Professional sports teams in Minnesota have combined to pledge more than $40 million to address systemic racism. Here is some of what they've done.


The Pohlad Foundation announced $25 million in grants to organizations focused on social justice and police reform.

How much has been spent: About $3 million. The foundation plans to spend the rest within five years.

Where has it gone: Primarily rebuilding damaged property in Minneapolis and St. Paul, also public safety initiatives in partnership with the Minneapolis Foundation.

Other spending: The Twins announced $380,000 in grants to 26 community organizations focusing on social equity by addressing opportunity gaps for Minnesota youth.


The Wilf family and the Vikings announced $5 million in donations to social justice causes, with $1 million given to the Vikings Social Justice Committee.

How much has been spent: About $1 million.

Where has it gone: All Square, a nonprofit that provides employment to help with prisoner re-entry to society; voter registration efforts with the Minnesota Secretary of State's office; a $125,000 endowment toward the George Floyd Memorial Scholarship Fund giving $5,000 to a high school student every year for the next 25 years.

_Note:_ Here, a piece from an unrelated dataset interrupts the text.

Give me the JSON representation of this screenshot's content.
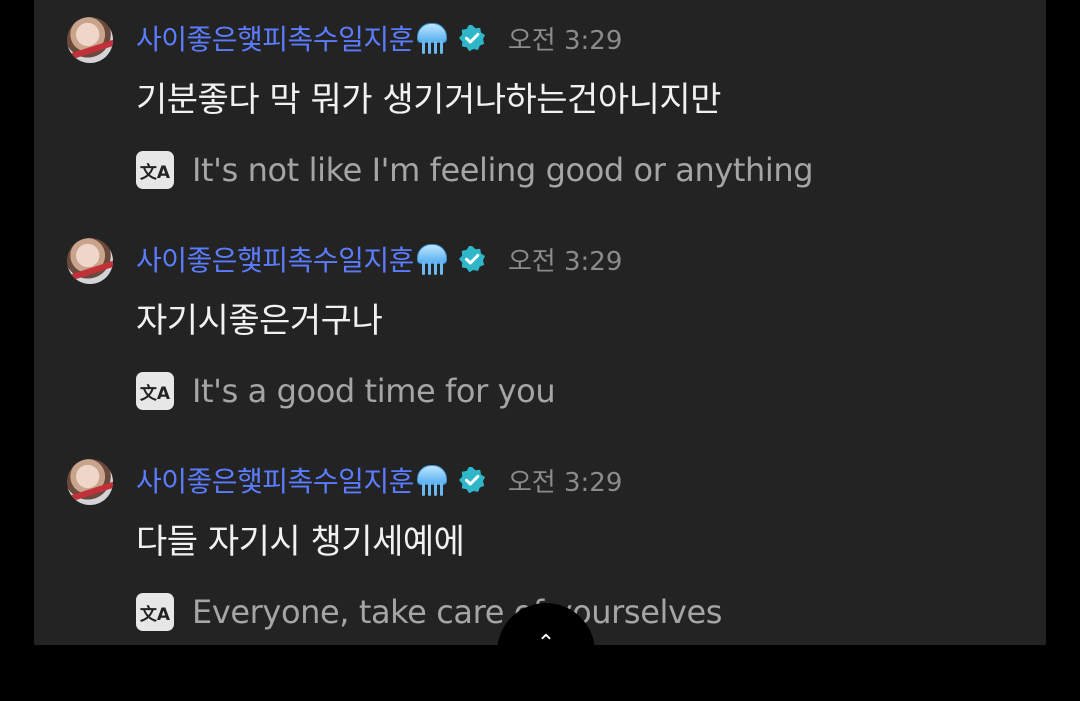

The NBA announced the creation of the NBA Foundation, to which the 30 owners of each club, including Glen Taylor of the Timberwolves, will donate $10 million over the next 10 years to create an endowment of $300 million to drive economic empowerment for Black communities.

How much has been spent: About $1 million.

Where has it gone: Kathy Behrens, vice president for the NBA Foundation, said the organization will focus on giving money to both "hyperlocal" and national organizations.

Sampling of key internal initiatives: Partnered with seven other WNBA and NBA teams to host Team Up for Change summits focusing on racial equality and social justice. Partnered with the Sanneh Foundation in St. Paul for three voter registration events.


The Wild and the NHL each donated $50,000 to Matt Dumba's "Rebuild Minnesota" campaign. Dumba matched all contributions up to $100,000. Owner Craig Leipold and the team each donated $25,000 to the We Love St. Paul/Midway Fund.

How much has been spent: $50,000 was given to Dumba's fundraiser and $50,000 to the Midway fund to rebuild property damage.

Where has it gone: The Lake Street Council and the Midway Chamber of Commerce.

Sampling of key internal initiatives: Hosted a diversity, equity and inclusion discussion with Minnesota high school hockey captains and coaches in partnership with the NHL and USA Hockey.


The Loons used Allianz Field to help the St. Paul Midway neighborhood after civil unrest in that area. They hosted free farmers' markets and also used their stadium to serve as a ballot return area for Ramsey County during the 2020 election.

Fundraisers: Hosted four fundraisers for the We Love Saint Paul/Midway Fund, including a club donation.